While the FDA and CDC use “passive” and “active” surveillance of COVID-19 vaccine safety after administering vaccinations, by the novelty of the disease, there is no definitive way to understand the long-term implications of the vaccination. Scientists have had decades to study the long-term effects of flu vaccinations, but COVID-19 vaccinations have only existed for a few months.

Since over half of the state’s eligible population is already vaccinated, with more expected, there is less reason to force individuals to receive vaccines. By this trend, presumably a lion’s share of eligible individuals will voluntarily vaccinate.

Since Maine is a rural state, we have substantially less risk of catching COVID-19. Most counties have less than a 0.7 percent infection rate. Maine has only seen about 69,000 total COVID cases, which is five percent of the state population. Johns Hopkins University estimates that the U.S. has a 1.8 percent COVID mortality rate, which is substantially less for young, healthy individuals.

The chances of contracting COVID are relatively low in Maine, and the probability of dying from COVID is also quite small in Maine (especially for young people).

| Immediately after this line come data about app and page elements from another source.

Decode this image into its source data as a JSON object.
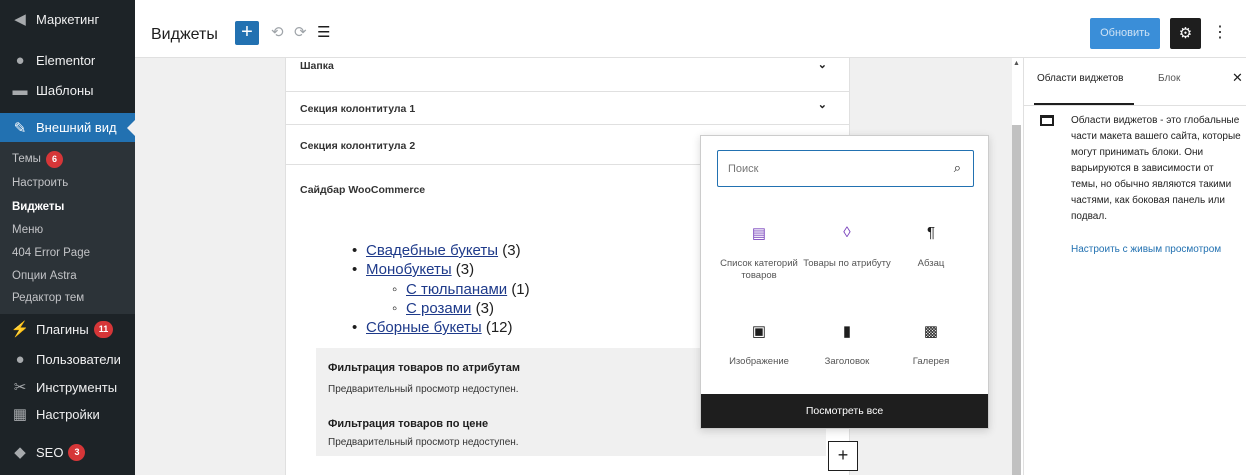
{
  "admin_menu": {
    "items_top": [
      {
        "label": "Маркетинг",
        "icon": "megaphone-icon"
      },
      {
        "label": "Elementor",
        "icon": "elementor-icon"
      },
      {
        "label": "Шаблоны",
        "icon": "folder-icon"
      }
    ],
    "active_item": {
      "label": "Внешний вид",
      "icon": "paintbrush-icon"
    },
    "submenu": [
      {
        "label": "Темы",
        "badge": "6"
      },
      {
        "label": "Настроить"
      },
      {
        "label": "Виджеты",
        "current": true
      },
      {
        "label": "Меню"
      },
      {
        "label": "404 Error Page"
      },
      {
        "label": "Опции Astra"
      },
      {
        "label": "Редактор тем"
      }
    ],
    "items_bottom": [
      {
        "label": "Плагины",
        "icon": "plugin-icon",
        "badge": "11"
      },
      {
        "label": "Пользователи",
        "icon": "users-icon"
      },
      {
        "label": "Инструменты",
        "icon": "wrench-icon"
      },
      {
        "label": "Настройки",
        "icon": "settings-icon"
      },
      {
        "label": "SEO",
        "icon": "seo-icon",
        "badge": "3"
      }
    ]
  },
  "topbar": {
    "title": "Виджеты",
    "add_symbol": "+",
    "undo_symbol": "⟲",
    "redo_symbol": "⟳",
    "list_view_symbol": "☰",
    "update_label": "Обновить",
    "settings_symbol": "⚙",
    "more_symbol": "⋮"
  },
  "sections": [
    {
      "label": "Шапка",
      "chevron": "⌄"
    },
    {
      "label": "Секция колонтитула 1",
      "chevron": "⌄"
    },
    {
      "label": "Секция колонтитула 2",
      "chevron": ""
    }
  ],
  "woocommerce_sidebar": {
    "title": "Сайдбар WooCommerce",
    "categories": [
      {
        "name": "Свадебные букеты",
        "count": "(3)",
        "level": 0
      },
      {
        "name": "Монобукеты",
        "count": "(3)",
        "level": 0
      },
      {
        "name": "С тюльпанами",
        "count": "(1)",
        "level": 1
      },
      {
        "name": "С розами",
        "count": "(3)",
        "level": 1
      },
      {
        "name": "Сборные букеты",
        "count": "(12)",
        "level": 0
      }
    ],
    "filters": [
      {
        "title": "Фильтрация товаров по атрибутам",
        "desc": "Предварительный просмотр недоступен."
      },
      {
        "title": "Фильтрация товаров по цене",
        "desc": "Предварительный просмотр недоступен."
      }
    ]
  },
  "inserter": {
    "search_placeholder": "Поиск",
    "blocks": [
      {
        "label": "Список категорий товаров",
        "icon": "category-list-icon",
        "glyph": "▤",
        "color": "#7a44bd"
      },
      {
        "label": "Товары по атрибуту",
        "icon": "product-attribute-icon",
        "glyph": "◊",
        "color": "#7a44bd"
      },
      {
        "label": "Абзац",
        "icon": "paragraph-icon",
        "glyph": "¶",
        "color": "#1e1e1e"
      },
      {
        "label": "Изображение",
        "icon": "image-icon",
        "glyph": "▣",
        "color": "#1e1e1e"
      },
      {
        "label": "Заголовок",
        "icon": "bookmark-icon",
        "glyph": "▮",
        "color": "#1e1e1e"
      },
      {
        "label": "Галерея",
        "icon": "gallery-icon",
        "glyph": "▩",
        "color": "#1e1e1e"
      }
    ],
    "view_all_label": "Посмотреть все"
  },
  "canvas_add_symbol": "+",
  "panel": {
    "tab_areas": "Области виджетов",
    "tab_block": "Блок",
    "close_symbol": "✕",
    "description": "Области виджетов - это глобальные части макета вашего сайта, которые могут принимать блоки. Они варьируются в зависимости от темы, но обычно являются такими частями, как боковая панель или подвал.",
    "link": "Настроить с живым просмотром"
  },
  "colors": {
    "admin_bg": "#1d2327",
    "accent": "#2271b1",
    "badge": "#d63638"
  }
}
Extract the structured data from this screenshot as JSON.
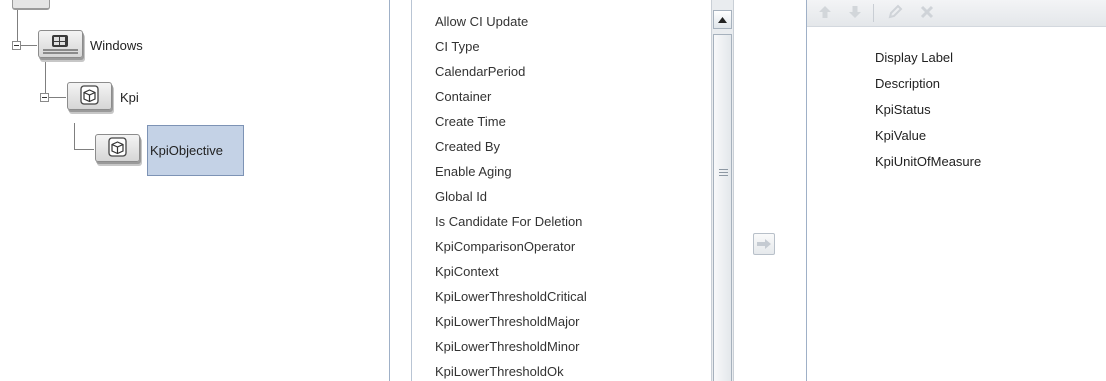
{
  "tree": {
    "nodes": [
      {
        "label": "Windows",
        "icon": "windows-ci-icon"
      },
      {
        "label": "Kpi",
        "icon": "cube-icon"
      },
      {
        "label": "KpiObjective",
        "icon": "cube-icon",
        "selected": true
      }
    ]
  },
  "available_attributes": [
    "Allow CI Update",
    "CI Type",
    "CalendarPeriod",
    "Container",
    "Create Time",
    "Created By",
    "Enable Aging",
    "Global Id",
    "Is Candidate For Deletion",
    "KpiComparisonOperator",
    "KpiContext",
    "KpiLowerThresholdCritical",
    "KpiLowerThresholdMajor",
    "KpiLowerThresholdMinor",
    "KpiLowerThresholdOk"
  ],
  "toolbar": {
    "icons": [
      "move-up-icon",
      "move-down-icon",
      "edit-icon",
      "delete-icon"
    ]
  },
  "selected_attributes": [
    "Display Label",
    "Description",
    "KpiStatus",
    "KpiValue",
    "KpiUnitOfMeasure"
  ],
  "move_button": {
    "icon": "arrow-right-icon"
  },
  "colors": {
    "selection": "#c4d2e6",
    "panel_border": "#9fb0c7",
    "disabled_icon": "#c8ccd1"
  }
}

Bodily autonomy is protected by “the right of the people to be secure in their persons,” as outlined by the Fourth Amendment of the U.S. Constitution. Regarding abortion, the late Justice Ruth Bader Ginsburg stated that “choice…[is] a woman’s right to control her own destiny, to be able to make choices without a Big Brother state telling her what she can and cannot do.”

Bodily choice also applies to vaccines, which involve putting substances into one’s body. People are entitled to choose what they do with their own bodies.

Some individuals have religious aversions to vaccinations. According to PBS, certain religious individuals believe that the vaccination is contrary to their spirituality. Forcing these people to vaccinate may violate First Amendment religious exercise protections.

The Maine Legislature, universities and employers should not force Mainers to receive the COVID-19 vaccination. While the COVID-19 vaccines are generally safe and effective, educating people about the vaccines and encouraging people to voluntarily receive them would be more in line with American liberties. Some object to receiving the vaccine due to possible symptoms, religious aversions or uncertainty about long-term effects. With a large share of Mainers already vaccinated, and a relatively low contagion or mortality rate in the state, Maine residents should have the choice of whether to get vaccinated.

Most Mainers probably should get vaccinated. But this should remain each person’s choice.